# [Data records]
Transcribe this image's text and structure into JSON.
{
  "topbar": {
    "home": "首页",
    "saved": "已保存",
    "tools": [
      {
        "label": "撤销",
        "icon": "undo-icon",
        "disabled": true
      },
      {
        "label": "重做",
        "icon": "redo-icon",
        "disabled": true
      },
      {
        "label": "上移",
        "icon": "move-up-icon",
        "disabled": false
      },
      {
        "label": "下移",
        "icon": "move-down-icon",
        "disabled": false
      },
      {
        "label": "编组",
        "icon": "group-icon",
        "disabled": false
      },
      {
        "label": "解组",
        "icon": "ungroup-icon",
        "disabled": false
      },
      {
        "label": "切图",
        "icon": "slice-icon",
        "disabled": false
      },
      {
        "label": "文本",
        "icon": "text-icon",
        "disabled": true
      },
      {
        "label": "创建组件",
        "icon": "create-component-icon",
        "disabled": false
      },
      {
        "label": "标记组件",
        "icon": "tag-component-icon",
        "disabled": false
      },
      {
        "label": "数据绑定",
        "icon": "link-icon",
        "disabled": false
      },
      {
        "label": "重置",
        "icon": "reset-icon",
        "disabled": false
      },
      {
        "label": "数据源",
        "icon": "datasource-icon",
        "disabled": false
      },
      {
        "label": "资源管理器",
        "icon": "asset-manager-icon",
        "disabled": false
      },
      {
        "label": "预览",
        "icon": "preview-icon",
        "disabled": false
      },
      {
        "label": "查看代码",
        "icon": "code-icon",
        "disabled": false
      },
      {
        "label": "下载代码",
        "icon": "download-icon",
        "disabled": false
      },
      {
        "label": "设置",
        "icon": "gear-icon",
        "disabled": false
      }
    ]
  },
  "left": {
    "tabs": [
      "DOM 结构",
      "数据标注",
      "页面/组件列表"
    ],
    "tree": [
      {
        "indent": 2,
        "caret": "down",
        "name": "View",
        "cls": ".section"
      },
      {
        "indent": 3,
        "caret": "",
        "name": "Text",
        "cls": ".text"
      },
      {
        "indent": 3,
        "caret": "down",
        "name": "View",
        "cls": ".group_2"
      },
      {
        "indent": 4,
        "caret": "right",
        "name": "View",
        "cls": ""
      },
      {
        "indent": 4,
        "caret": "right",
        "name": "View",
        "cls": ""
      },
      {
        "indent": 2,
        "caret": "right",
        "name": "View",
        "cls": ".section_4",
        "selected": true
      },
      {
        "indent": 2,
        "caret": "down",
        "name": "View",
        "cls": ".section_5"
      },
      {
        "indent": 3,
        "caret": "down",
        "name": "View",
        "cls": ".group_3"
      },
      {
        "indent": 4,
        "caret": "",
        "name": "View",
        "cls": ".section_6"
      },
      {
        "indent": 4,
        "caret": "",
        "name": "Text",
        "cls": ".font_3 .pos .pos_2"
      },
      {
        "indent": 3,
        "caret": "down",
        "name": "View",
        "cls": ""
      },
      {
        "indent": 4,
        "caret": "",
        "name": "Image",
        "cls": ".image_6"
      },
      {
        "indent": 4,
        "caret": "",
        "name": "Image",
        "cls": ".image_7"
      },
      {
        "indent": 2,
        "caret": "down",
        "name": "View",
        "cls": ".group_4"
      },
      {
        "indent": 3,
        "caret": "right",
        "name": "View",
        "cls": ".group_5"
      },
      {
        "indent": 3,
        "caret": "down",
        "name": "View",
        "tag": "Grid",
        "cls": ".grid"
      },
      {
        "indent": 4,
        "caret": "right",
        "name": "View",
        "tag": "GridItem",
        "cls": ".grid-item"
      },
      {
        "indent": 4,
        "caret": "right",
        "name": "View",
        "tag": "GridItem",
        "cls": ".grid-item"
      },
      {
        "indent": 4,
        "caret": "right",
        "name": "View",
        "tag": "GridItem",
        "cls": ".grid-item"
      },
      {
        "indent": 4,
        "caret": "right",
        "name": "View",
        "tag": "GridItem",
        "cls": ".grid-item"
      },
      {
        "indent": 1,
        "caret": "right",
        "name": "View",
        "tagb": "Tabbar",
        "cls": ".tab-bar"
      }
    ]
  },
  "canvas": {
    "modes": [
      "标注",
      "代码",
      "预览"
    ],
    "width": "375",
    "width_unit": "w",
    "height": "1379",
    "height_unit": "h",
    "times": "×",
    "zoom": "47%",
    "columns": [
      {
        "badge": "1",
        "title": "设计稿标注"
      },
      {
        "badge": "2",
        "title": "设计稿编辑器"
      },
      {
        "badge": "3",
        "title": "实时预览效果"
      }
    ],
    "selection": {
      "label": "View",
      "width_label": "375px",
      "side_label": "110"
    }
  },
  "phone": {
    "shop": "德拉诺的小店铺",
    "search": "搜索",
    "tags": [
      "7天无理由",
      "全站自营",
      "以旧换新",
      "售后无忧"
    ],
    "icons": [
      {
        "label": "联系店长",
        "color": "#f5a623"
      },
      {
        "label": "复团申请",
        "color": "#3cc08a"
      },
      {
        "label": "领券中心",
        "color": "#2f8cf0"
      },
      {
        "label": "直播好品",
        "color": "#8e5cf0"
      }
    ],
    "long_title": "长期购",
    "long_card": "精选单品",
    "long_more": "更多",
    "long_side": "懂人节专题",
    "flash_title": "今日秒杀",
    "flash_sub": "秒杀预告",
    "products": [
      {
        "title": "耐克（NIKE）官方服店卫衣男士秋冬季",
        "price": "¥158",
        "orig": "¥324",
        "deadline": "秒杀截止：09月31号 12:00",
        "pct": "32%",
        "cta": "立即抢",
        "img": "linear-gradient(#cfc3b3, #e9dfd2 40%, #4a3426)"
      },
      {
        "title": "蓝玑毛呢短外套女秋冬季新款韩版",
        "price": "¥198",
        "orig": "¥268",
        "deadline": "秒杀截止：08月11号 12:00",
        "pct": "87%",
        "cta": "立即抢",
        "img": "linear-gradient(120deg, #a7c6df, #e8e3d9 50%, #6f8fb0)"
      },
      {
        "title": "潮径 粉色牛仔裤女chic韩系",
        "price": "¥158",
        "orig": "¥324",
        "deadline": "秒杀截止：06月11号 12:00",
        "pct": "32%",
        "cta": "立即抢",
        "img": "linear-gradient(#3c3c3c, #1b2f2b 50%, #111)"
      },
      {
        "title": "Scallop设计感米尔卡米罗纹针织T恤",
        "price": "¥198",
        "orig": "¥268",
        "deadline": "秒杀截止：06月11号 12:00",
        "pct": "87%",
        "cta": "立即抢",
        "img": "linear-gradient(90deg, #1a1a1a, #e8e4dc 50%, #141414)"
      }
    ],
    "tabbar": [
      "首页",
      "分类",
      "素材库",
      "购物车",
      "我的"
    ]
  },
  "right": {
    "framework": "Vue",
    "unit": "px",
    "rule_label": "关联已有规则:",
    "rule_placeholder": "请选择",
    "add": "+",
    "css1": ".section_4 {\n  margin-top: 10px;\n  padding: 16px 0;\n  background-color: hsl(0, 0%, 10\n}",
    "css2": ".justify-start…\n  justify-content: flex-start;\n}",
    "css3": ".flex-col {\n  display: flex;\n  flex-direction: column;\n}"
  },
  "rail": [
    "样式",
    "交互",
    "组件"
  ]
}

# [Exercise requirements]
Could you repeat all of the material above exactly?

# [Answer box]
Transcribe this image's text and structure into JSON.
{
  "topbar": {
    "home": "首页",
    "saved": "已保存",
    "tools": [
      {
        "label": "撤销",
        "icon": "undo-icon",
        "disabled": true
      },
      {
        "label": "重做",
        "icon": "redo-icon",
        "disabled": true
      },
      {
        "label": "上移",
        "icon": "move-up-icon",
        "disabled": false
      },
      {
        "label": "下移",
        "icon": "move-down-icon",
        "disabled": false
      },
      {
        "label": "编组",
        "icon": "group-icon",
        "disabled": false
      },
      {
        "label": "解组",
        "icon": "ungroup-icon",
        "disabled": false
      },
      {
        "label": "切图",
        "icon": "slice-icon",
        "disabled": false
      },
      {
        "label": "文本",
        "icon": "text-icon",
        "disabled": true
      },
      {
        "label": "创建组件",
        "icon": "create-component-icon",
        "disabled": false
      },
      {
        "label": "标记组件",
        "icon": "tag-component-icon",
        "disabled": false
      },
      {
        "label": "数据绑定",
        "icon": "link-icon",
        "disabled": false
      },
      {
        "label": "重置",
        "icon": "reset-icon",
        "disabled": false
      },
      {
        "label": "数据源",
        "icon": "datasource-icon",
        "disabled": false
      },
      {
        "label": "资源管理器",
        "icon": "asset-manager-icon",
        "disabled": false
      },
      {
        "label": "预览",
        "icon": "preview-icon",
        "disabled": false
      },
      {
        "label": "查看代码",
        "icon": "code-icon",
        "disabled": false
      },
      {
        "label": "下载代码",
        "icon": "download-icon",
        "disabled": false
      },
      {
        "label": "设置",
        "icon": "gear-icon",
        "disabled": false
      }
    ]
  },
  "left": {
    "tabs": [
      "DOM 结构",
      "数据标注",
      "页面/组件列表"
    ],
    "tree": [
      {
        "indent": 2,
        "caret": "down",
        "name": "View",
        "cls": ".section"
      },
      {
        "indent": 3,
        "caret": "",
        "name": "Text",
        "cls": ".text"
      },
      {
        "indent": 3,
        "caret": "down",
        "name": "View",
        "cls": ".group_2"
      },
      {
        "indent": 4,
        "caret": "right",
        "name": "View",
        "cls": ""
      },
      {
        "indent": 4,
        "caret": "right",
        "name": "View",
        "cls": ""
      },
      {
        "indent": 2,
        "caret": "right",
        "name": "View",
        "cls": ".section_4",
        "selected": true
      },
      {
        "indent": 2,
        "caret": "down",
        "name": "View",
        "cls": ".section_5"
      },
      {
        "indent": 3,
        "caret": "down",
        "name": "View",
        "cls": ".group_3"
      },
      {
        "indent": 4,
        "caret": "",
        "name": "View",
        "cls": ".section_6"
      },
      {
        "indent": 4,
        "caret": "",
        "name": "Text",
        "cls": ".font_3 .pos .pos_2"
      },
      {
        "indent": 3,
        "caret": "down",
        "name": "View",
        "cls": ""
      },
      {
        "indent": 4,
        "caret": "",
        "name": "Image",
        "cls": ".image_6"
      },
      {
        "indent": 4,
        "caret": "",
        "name": "Image",
        "cls": ".image_7"
      },
      {
        "indent": 2,
        "caret": "down",
        "name": "View",
        "cls": ".group_4"
      },
      {
        "indent": 3,
        "caret": "right",
        "name": "View",
        "cls": ".group_5"
      },
      {
        "indent": 3,
        "caret": "down",
        "name": "View",
        "tag": "Grid",
        "cls": ".grid"
      },
      {
        "indent": 4,
        "caret": "right",
        "name": "View",
        "tag": "GridItem",
        "cls": ".grid-item"
      },
      {
        "indent": 4,
        "caret": "right",
        "name": "View",
        "tag": "GridItem",
        "cls": ".grid-item"
      },
      {
        "indent": 4,
        "caret": "right",
        "name": "View",
        "tag": "GridItem",
        "cls": ".grid-item"
      },
      {
        "indent": 4,
        "caret": "right",
        "name": "View",
        "tag": "GridItem",
        "cls": ".grid-item"
      },
      {
        "indent": 1,
        "caret": "right",
        "name": "View",
        "tagb": "Tabbar",
        "cls": ".tab-bar"
      }
    ]
  },
  "canvas": {
    "modes": [
      "标注",
      "代码",
      "预览"
    ],
    "width": "375",
    "width_unit": "w",
    "height": "1379",
    "height_unit": "h",
    "times": "×",
    "zoom": "47%",
    "columns": [
      {
        "badge": "1",
        "title": "设计稿标注"
      },
      {
        "badge": "2",
        "title": "设计稿编辑器"
      },
      {
        "badge": "3",
        "title": "实时预览效果"
      }
    ],
    "selection": {
      "label": "View",
      "width_label": "375px",
      "side_label": "110"
    }
  },
  "phone": {
    "shop": "德拉诺的小店铺",
    "search": "搜索",
    "tags": [
      "7天无理由",
      "全站自营",
      "以旧换新",
      "售后无忧"
    ],
    "icons": [
      {
        "label": "联系店长",
        "color": "#f5a623"
      },
      {
        "label": "复团申请",
        "color": "#3cc08a"
      },
      {
        "label": "领券中心",
        "color": "#2f8cf0"
      },
      {
        "label": "直播好品",
        "color": "#8e5cf0"
      }
    ],
    "long_title": "长期购",
    "long_card": "精选单品",
    "long_more": "更多",
    "long_side": "懂人节专题",
    "flash_title": "今日秒杀",
    "flash_sub": "秒杀预告",
    "products": [
      {
        "title": "耐克（NIKE）官方服店卫衣男士秋冬季",
        "price": "¥158",
        "orig": "¥324",
        "deadline": "秒杀截止：09月31号 12:00",
        "pct": "32%",
        "cta": "立即抢",
        "img": "linear-gradient(#cfc3b3, #e9dfd2 40%, #4a3426)"
      },
      {
        "title": "蓝玑毛呢短外套女秋冬季新款韩版",
        "price": "¥198",
        "orig": "¥268",
        "deadline": "秒杀截止：08月11号 12:00",
        "pct": "87%",
        "cta": "立即抢",
        "img": "linear-gradient(120deg, #a7c6df, #e8e3d9 50%, #6f8fb0)"
      },
      {
        "title": "潮径 粉色牛仔裤女chic韩系",
        "price": "¥158",
        "orig": "¥324",
        "deadline": "秒杀截止：06月11号 12:00",
        "pct": "32%",
        "cta": "立即抢",
        "img": "linear-gradient(#3c3c3c, #1b2f2b 50%, #111)"
      },
      {
        "title": "Scallop设计感米尔卡米罗纹针织T恤",
        "price": "¥198",
        "orig": "¥268",
        "deadline": "秒杀截止：06月11号 12:00",
        "pct": "87%",
        "cta": "立即抢",
        "img": "linear-gradient(90deg, #1a1a1a, #e8e4dc 50%, #141414)"
      }
    ],
    "tabbar": [
      "首页",
      "分类",
      "素材库",
      "购物车",
      "我的"
    ]
  },
  "right": {
    "framework": "Vue",
    "unit": "px",
    "rule_label": "关联已有规则:",
    "rule_placeholder": "请选择",
    "add": "+",
    "css1": ".section_4 {\n  margin-top: 10px;\n  padding: 16px 0;\n  background-color: hsl(0, 0%, 10\n}",
    "css2": ".justify-start…\n  justify-content: flex-start;\n}",
    "css3": ".flex-col {\n  display: flex;\n  flex-direction: column;\n}"
  },
  "rail": [
    "样式",
    "交互",
    "组件"
  ]
}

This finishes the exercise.